The right wing … blusters about how illegal immigration — not corporate greed or the destruction of labor unions — is to blame for the stagnation of wages. They have convinced millions of voters that comprehensive immigration plans that include a “path to citizenship” are treasonous in theory and practice. Ronald Reagan, the patron saint of American conservatism, granted amnesty to three million undocumented immigrants while president of the United States….

The illuminative story of domestic politics is not how the … Democratic Party has drifted off the edge of the “far left,” but that the far right has so thoroughly succeeded in moving the country’s political culture away from the center that the moderate policies of the 1970s now apparently resemble Fidel Castro’s revolutionary agenda.

A more helpful and truthful framework would instruct the electorate that the braver and more creative Democrats are making a valiant effort to return the United States to the more balanced and equitable policies of the past — policies that created the largest middle class in the history of the world. In other words, they are conservatives.

Unquote.

By the way, Senator Warren announced a very detailed transition plan this week that would allow us to get to Medicare For All in four years. The main steps in her plan are to take immediate executive action to fix problems introduced by our current president;  pass “public option” legislation in her first 100 days that would permit all Americans to  join an enhanced version of Medicare if they wanted to (legislation that would only require a simple majority in the Senate); and then enroll everyone in Medicare in her third year, after more people had seen the benefits of Medicare over private insurance. It’s a reasonable plan that offers a plausible path to Medicare For All. CNN has more on her plan here.

She Made a Mistake, But We Still Need Her

I’ve read Elizabeth Warren’s Medicare For All proposal and think it has some big problems. You can read about it here (there’s a lot to read).

(1) The financing is very complicated. It assumes lots of changes to the tax code. The senator’s 2% Wealth Tax on fortunes over $50 million is a great idea, but raising it to 6% on billionaires, along with the other changes she proposes, makes the whole thing less likely to be enacted and complicates her message.

(2) She says Medicare For All is a long-term goal, but it’s being criticized as if she thinks it could take effect immediately. She has promised to deliver a transition plan, but waiting weeks to explain the transition makes the plan sound too disruptive and even less likely to be enacted.

(3) Although Medicare For All would save the country money overall, nobody is reporting what we would spend without enacting it. It’s simply reported and criticized as the Senator’s very expensive, multi-trillion dollar plan. She needed to emphasize the cost of doing nothing (even though she would have gotten very little cooperation from the press even then).

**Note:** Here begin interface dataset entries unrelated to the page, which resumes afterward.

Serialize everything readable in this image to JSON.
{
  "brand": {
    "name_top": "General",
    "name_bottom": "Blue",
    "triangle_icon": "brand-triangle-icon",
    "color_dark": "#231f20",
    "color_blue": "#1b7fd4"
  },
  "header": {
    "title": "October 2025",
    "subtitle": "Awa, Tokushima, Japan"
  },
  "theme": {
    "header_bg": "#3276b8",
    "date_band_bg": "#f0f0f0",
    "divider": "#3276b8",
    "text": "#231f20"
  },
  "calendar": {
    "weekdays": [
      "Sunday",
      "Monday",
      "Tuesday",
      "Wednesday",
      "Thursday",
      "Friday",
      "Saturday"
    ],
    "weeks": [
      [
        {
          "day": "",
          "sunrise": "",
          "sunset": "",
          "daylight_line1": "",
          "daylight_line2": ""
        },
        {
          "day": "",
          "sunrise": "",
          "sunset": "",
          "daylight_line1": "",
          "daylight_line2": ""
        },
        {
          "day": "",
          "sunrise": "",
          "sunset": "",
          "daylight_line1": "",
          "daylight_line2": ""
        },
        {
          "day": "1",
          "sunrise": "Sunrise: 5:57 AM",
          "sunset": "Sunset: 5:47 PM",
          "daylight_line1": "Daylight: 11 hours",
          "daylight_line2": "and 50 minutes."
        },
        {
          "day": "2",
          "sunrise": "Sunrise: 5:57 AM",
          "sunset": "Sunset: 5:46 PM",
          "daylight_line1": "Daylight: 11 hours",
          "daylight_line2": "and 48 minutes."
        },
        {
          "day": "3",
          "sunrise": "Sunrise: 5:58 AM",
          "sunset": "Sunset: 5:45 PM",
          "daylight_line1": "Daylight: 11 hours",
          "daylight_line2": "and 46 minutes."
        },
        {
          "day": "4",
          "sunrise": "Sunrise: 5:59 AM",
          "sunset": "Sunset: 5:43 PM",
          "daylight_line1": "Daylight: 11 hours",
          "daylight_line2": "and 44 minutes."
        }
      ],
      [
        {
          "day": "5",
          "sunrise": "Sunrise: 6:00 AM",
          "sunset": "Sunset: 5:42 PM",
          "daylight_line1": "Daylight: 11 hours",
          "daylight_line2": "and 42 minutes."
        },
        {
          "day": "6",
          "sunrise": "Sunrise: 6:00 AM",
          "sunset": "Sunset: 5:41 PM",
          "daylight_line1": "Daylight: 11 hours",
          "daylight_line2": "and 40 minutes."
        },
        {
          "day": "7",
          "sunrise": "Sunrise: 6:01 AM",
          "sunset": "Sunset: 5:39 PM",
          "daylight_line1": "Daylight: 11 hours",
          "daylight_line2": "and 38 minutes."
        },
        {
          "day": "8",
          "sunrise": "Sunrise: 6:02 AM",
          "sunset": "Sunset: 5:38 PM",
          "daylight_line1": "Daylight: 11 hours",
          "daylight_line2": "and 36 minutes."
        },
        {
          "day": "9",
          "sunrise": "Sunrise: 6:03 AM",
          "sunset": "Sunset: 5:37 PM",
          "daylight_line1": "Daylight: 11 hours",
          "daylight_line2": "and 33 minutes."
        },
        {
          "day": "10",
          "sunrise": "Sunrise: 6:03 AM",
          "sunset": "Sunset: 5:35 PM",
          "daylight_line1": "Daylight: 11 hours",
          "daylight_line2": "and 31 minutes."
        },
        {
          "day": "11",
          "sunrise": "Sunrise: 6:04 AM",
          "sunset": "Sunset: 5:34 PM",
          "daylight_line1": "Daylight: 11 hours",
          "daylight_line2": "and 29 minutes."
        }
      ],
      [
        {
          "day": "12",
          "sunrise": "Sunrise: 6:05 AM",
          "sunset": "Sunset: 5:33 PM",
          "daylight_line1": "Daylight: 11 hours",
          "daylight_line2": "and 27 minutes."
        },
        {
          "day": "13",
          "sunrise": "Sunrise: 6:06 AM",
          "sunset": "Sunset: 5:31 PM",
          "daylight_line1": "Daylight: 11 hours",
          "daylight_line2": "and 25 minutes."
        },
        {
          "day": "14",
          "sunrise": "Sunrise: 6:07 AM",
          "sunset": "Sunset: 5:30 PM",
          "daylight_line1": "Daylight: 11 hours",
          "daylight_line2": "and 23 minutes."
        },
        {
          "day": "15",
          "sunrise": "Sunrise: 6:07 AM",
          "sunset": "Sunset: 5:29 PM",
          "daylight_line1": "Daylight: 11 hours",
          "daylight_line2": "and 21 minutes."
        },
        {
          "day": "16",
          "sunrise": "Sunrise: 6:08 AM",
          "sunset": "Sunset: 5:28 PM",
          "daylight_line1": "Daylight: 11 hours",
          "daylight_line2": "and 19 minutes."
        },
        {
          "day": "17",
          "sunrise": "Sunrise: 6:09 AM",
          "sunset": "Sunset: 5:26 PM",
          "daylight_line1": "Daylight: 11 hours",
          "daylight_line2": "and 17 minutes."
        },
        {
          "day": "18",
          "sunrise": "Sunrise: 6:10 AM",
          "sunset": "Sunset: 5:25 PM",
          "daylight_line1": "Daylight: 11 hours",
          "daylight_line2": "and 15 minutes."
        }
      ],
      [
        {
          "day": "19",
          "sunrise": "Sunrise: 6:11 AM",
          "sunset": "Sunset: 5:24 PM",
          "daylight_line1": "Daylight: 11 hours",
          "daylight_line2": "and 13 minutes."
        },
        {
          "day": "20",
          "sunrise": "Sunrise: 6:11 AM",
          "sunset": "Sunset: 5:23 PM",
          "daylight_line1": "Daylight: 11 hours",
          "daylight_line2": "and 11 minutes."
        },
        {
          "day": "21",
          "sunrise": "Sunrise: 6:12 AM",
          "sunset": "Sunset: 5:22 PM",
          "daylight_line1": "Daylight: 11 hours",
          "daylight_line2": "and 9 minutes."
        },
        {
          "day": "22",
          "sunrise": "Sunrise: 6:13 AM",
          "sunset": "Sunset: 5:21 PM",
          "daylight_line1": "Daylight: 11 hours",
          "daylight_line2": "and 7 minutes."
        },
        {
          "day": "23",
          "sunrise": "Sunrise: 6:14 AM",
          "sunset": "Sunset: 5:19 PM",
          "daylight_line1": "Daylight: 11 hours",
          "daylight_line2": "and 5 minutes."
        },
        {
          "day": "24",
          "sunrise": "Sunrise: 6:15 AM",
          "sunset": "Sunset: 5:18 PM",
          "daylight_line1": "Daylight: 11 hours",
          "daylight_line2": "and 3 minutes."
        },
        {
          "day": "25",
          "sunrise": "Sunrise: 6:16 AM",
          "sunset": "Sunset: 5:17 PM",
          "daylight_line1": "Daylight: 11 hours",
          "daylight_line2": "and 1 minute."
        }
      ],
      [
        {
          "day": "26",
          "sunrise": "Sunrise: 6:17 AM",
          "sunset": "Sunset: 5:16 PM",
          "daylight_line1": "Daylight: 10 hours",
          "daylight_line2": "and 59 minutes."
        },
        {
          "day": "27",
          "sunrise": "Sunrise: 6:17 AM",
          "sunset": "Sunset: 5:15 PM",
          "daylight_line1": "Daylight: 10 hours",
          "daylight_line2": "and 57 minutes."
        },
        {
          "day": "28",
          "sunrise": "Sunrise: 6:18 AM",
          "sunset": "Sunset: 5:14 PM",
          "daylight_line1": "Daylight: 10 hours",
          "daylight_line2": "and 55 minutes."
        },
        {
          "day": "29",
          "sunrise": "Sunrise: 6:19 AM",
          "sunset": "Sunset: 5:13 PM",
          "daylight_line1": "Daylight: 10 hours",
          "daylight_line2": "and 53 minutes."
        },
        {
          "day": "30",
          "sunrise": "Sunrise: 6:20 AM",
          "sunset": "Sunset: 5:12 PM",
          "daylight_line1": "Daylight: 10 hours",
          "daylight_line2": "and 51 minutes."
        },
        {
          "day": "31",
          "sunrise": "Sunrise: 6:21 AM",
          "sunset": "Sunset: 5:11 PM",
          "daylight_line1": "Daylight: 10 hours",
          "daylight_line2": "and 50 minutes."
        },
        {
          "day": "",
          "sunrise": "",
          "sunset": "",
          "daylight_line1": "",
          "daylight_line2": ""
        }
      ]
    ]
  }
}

(4) It isn’t clear how our current Medicare taxes and costs (like deductibles) fit into the plan. Since Medicare costs less than private insurance, it would be reasonable to say Medicare taxes would go up somewhat, but people would save money because they wouldn’t be paying for private insurance? Implying there would be no extra taxes suggests the Senator is again promising too much. Medicare isn’t free now. There is no reason to think it would be free in the future, even with the Senator’s proposals for funding it.

So I think the Senator’s announcement of her Medicare For All plan has been a mistake. Maybe she can get past this by emphasizing that Medicare For All is a goal and would require major changes, and that she supports a public option in the meantime. She has supported a public option in the past. Believe it or not, Joe Biden’s public option plan seems to make sense. (The Bernie Sanders site says you can see the details of his Medicare For All proposal, but when you click on “Details”, there aren’t any.) Somewhere between Biden’s and Sanders’s proposals would be a good place for Senator Warren to be. We need her if we want to replace the Toddler and turn this country around.